WORK REQUIRED — Look for "server" in each line of the records, and copy the lines that have it.

*** SOURCE DATA ***

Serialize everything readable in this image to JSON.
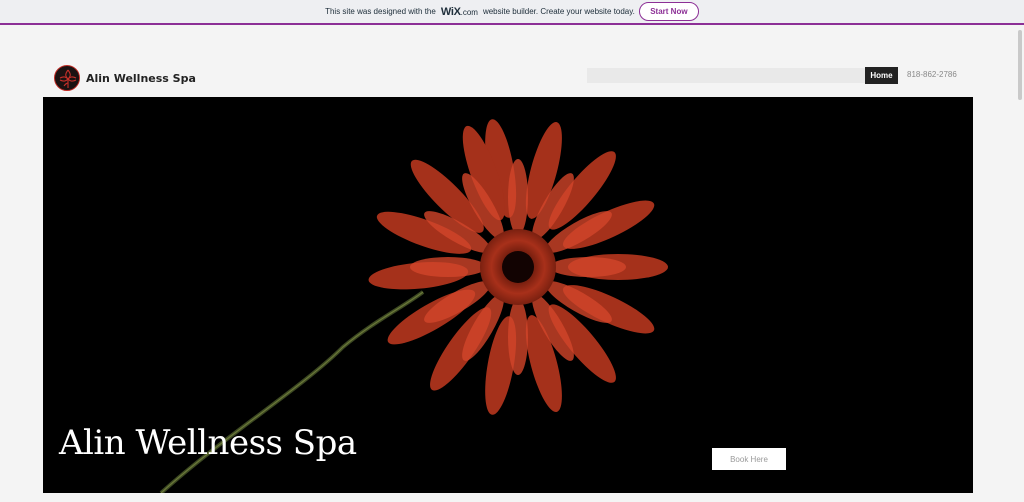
{
  "banner": {
    "text_before": "This site was designed with the",
    "brand": "WiX",
    "brand_suffix": ".com",
    "text_after": "website builder. Create your website today.",
    "cta_label": "Start Now",
    "accent_color": "#8c2f96"
  },
  "header": {
    "site_name": "Alin Wellness Spa",
    "logo_icon": "flower-logo-icon",
    "nav_items": [
      {
        "label": "Home",
        "active": true
      }
    ],
    "phone": "818-862-2786"
  },
  "hero": {
    "title": "Alin Wellness Spa",
    "book_label": "Book Here",
    "image": "red-gerbera-flower-on-black"
  }
}
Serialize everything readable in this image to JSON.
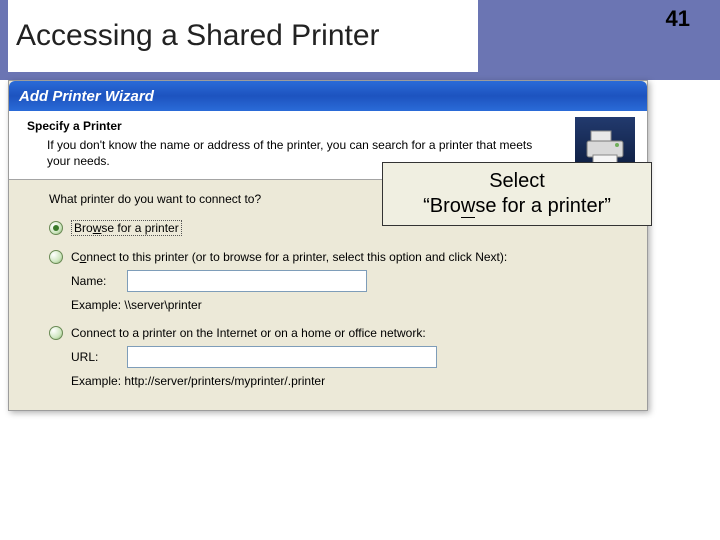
{
  "slide": {
    "title": "Accessing a Shared Printer",
    "page_number": "41"
  },
  "wizard": {
    "titlebar": "Add Printer Wizard",
    "header": {
      "heading": "Specify a Printer",
      "sub": "If you don't know the name or address of the printer, you can search for a printer that meets your needs."
    },
    "prompt": "What printer do you want to connect to?",
    "options": {
      "browse": {
        "label_pre": "Bro",
        "label_u": "w",
        "label_post": "se for a printer"
      },
      "connect_named": {
        "label_pre": "C",
        "label_u": "o",
        "label_post": "nnect to this printer (or to browse for a printer, select this option and click Next):",
        "name_label": "Name:",
        "name_value": "",
        "example": "Example: \\\\server\\printer"
      },
      "connect_internet": {
        "label_pre": "Connect to a printer on the Internet or on a home or office network",
        "label_u": ":",
        "url_label": "URL:",
        "url_value": "",
        "example": "Example: http://server/printers/myprinter/.printer"
      }
    }
  },
  "callout": {
    "line1_pre": "Select",
    "line2_pre": "“Bro",
    "line2_u": "w",
    "line2_post": "se for a printer”"
  }
}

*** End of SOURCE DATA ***

EXPECTED ANSWER —
        "example": "Example: \\\\server\\printer"
        "example": "Example: http://server/printers/myprinter/.printer"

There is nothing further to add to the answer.